By Narendra Nath Joshi, Carnegie Mellon.
This vector, that vector, every vector
Last post, we discussed a type of classification algorithm, Decision Trees.
There is another machine learning algorithm which can be used for classification, Support Vector Machines (SVM).
Support Vector Machine? What kinda machine is that?
Let’s break it down. (If you thought of some lame jest about machine and it breaking down, you’re like me lol)
Just like any classification algorithm, support vector machines learn to classify or divide any given data point into multiple classes.
The key to understanding SVMs is to study how it does that.
Each data point when plotted visually, can be represented as a vector from the origin.

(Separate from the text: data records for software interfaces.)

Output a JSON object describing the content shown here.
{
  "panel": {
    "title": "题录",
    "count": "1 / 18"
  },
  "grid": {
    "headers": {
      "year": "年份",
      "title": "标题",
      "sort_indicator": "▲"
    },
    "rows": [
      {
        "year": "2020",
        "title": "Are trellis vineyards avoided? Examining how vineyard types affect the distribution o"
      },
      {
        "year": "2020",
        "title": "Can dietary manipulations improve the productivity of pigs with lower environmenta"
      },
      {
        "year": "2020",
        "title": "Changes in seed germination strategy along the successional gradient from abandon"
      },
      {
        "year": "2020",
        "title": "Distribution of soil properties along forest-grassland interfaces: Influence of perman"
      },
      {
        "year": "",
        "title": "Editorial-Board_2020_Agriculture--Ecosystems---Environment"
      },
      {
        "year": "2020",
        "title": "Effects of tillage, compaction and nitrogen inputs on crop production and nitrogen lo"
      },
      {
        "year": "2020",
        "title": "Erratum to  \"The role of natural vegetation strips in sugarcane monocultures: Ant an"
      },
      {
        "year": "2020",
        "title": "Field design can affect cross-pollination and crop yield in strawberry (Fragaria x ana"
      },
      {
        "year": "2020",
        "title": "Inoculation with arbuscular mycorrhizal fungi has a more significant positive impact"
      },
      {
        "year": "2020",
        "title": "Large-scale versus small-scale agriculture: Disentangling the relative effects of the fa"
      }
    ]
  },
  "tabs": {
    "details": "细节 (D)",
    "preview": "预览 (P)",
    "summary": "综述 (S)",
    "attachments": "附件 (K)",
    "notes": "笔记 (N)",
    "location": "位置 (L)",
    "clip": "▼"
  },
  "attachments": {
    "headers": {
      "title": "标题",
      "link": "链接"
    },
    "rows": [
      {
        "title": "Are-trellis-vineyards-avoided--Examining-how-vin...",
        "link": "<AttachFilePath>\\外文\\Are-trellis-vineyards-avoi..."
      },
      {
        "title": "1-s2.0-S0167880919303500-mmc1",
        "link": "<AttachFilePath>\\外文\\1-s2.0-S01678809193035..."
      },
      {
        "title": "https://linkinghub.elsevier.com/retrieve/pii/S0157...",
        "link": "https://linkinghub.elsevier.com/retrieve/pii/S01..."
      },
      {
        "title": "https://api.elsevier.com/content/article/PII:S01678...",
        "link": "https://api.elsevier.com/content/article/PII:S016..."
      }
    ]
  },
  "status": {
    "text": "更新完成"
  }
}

Remember this, we shall call it the point-vector thingy (it is shameful this “point to vector translation” does not have a name)
Hence, when the training data is plotted, the SVM looks for a hyperplane to divide the different classes as much as possible to achieve the maximum training classification accuracy.
Wai whaa, those are a lot of words I’m not comfortable with!
Hyperplane: The plane which divides the space into disconnected parts, where each part can be thought of a class and each point in that part belongs to that particular class
Training classification accuracy: The accuracy of the classifier on the training data itself
Cool, got ’em. Continue!
In order to achieve the best possible performance on unseen data, we have to generalize the classifier as much as possible. (More on this coming soon!)
As a result, the hyperplane the SVM learns has to be the maximal margin hyperplane
We know what a hyperplane is. Maximal margin because the margin between the classes has to be maximum
That’s all good, show me an example!
Look at the following figure we will consider as our training data, our task is to classify dots as black or white.
The solid line is the maximal margin hyperplane the SVM learns from the training data.
Ignore the math because these are the Machine Learning Abstracts
The two dotted lines, one for each class, represent the closest training data point in the respective classes.
By the point-vector thingy, the closest vector in each class lie on the dotted line.
In other words, these vectors support the maximal margin hyperplane. If they move, the MMH moves.
Hence, SUPPORT VECTOR -freakin- MACHINES!
I love Seinfeld!
Next, I would like to take a small step back from different classification algorithms and talk about some critical machine learning concepts in general.
Bio: Narendra Nath Joshi is a graduate student in AI and Machine Learning at Carnegie Mellon University, currently pursuing a research intern at Disney Research Pittsburgh. Has a keen interest in natural language, computer vision, and deep learning.
Original. Reposted with permission.
- The Machine Learning Abstracts: Classification
- The Machine Learning Abstracts: Decision Trees
- Machine Learning Algorithms: A Concise Technical Overview – Part 1